In the situation where only simple measures are required in order to adapt the accommodations for renting out, the rental income can cover the investment costs relatively quickly. But efforts, such as the planning and construction for instance, of a part to rent, often entails a larger investment. At the same time, the maximum allowable rent for renting a separate part may be relatively low, in some cases. As a result, this means that it takes a long time before the rental income covers the investment cost. It is our assessment that, in some cases, the rent could be higher if the landlord could instead charge the utility value rent for the part being rented out. In turn, this means that more landlords will need to pay taxes on their rental income. Therefore, in order to stimulate the adaptation of the residence for renting out, Statskontoret proposes that rentals under the Act on Resident Landlord Letting (Lagen om uthyrning av egen bostad) be exempt from taxes for ten years if one constructs an addition for rental purposes. This makes things easier for the party renting out the premises and also results in a certain financial incentive. According to Statskontoret, the proposal is a way for the Swedish Government to stimulate and encourage the construction of additions for rental purposes. In this way, the existing stock can be better utilised, while the number of rental opportunities increases.

Statskontoret is also of the view that the Swedish Government should review the Planning and Building Act (PBL), the Planning and Building Regulation (PBF) and the National Board of Housing, Building and Planning’s Building Regulations (BBR) in order to simplify the adaptation of private residences for renting out rooms and to stimulate new construction with separate parts for rental purposes. Easily accessible information and guidance would also make it easier for those who want to adapt their homes for renting out. Therefore, Statskontoret proposes that the National Board of Housing, Building and Planning develop guidance with both legal guidance and concrete practical advice on how one might adapt their home for renting out.

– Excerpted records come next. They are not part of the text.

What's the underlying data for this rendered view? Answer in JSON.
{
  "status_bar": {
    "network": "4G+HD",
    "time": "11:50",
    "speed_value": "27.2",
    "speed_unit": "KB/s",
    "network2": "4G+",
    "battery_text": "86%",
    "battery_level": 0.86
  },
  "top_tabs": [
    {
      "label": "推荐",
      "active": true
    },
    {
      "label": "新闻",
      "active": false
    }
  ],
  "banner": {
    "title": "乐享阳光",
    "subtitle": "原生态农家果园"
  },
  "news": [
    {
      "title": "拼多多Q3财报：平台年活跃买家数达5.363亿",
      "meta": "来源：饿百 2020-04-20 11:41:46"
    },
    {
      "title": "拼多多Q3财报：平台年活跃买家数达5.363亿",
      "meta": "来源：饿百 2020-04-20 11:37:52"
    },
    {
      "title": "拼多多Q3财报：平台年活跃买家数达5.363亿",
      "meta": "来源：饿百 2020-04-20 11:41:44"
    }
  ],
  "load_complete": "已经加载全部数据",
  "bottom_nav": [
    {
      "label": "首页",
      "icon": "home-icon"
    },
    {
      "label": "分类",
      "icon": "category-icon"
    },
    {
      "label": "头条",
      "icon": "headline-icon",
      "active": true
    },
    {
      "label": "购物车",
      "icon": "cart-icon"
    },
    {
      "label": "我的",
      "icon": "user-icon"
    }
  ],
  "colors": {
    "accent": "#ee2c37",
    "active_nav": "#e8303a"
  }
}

In order to increase the flexibility of the housing market over the long term, Statskontoret proposes that the Swedish Government give the National Board of Housing, Building and Planning the mandate to develop and disseminate information to the municipalities concerning good examples on how they can stimulate new construction with separate parts for rental purposes, or alternatively new construction that is prepared for separate parts for rental purposes.

There are no statistics available concerning the renting out of rooms in private residences

Currently, there are no sufficiently adequate statistics concerning the market for rentals in private residences. Therefore, it is not only difficult to monitor and follow-up on the Swedish Government’s efforts, but it is also difficult for Government to assess what new measures may be needed. Therefore, it is Statskontoret’s assessment that the National Board of Housing, Building and Planning should be tasked with monitoring the developments in this market. The National Board of Housing, Building and Planning should be given this task despite the difficulties associated with producing statistics on the market for rentals in private residences. A part of the assignment should be to conduct a sample survey in order to estimate the extent of the renting out of private residences, plus to regularly conduct more in-depth studies in the field.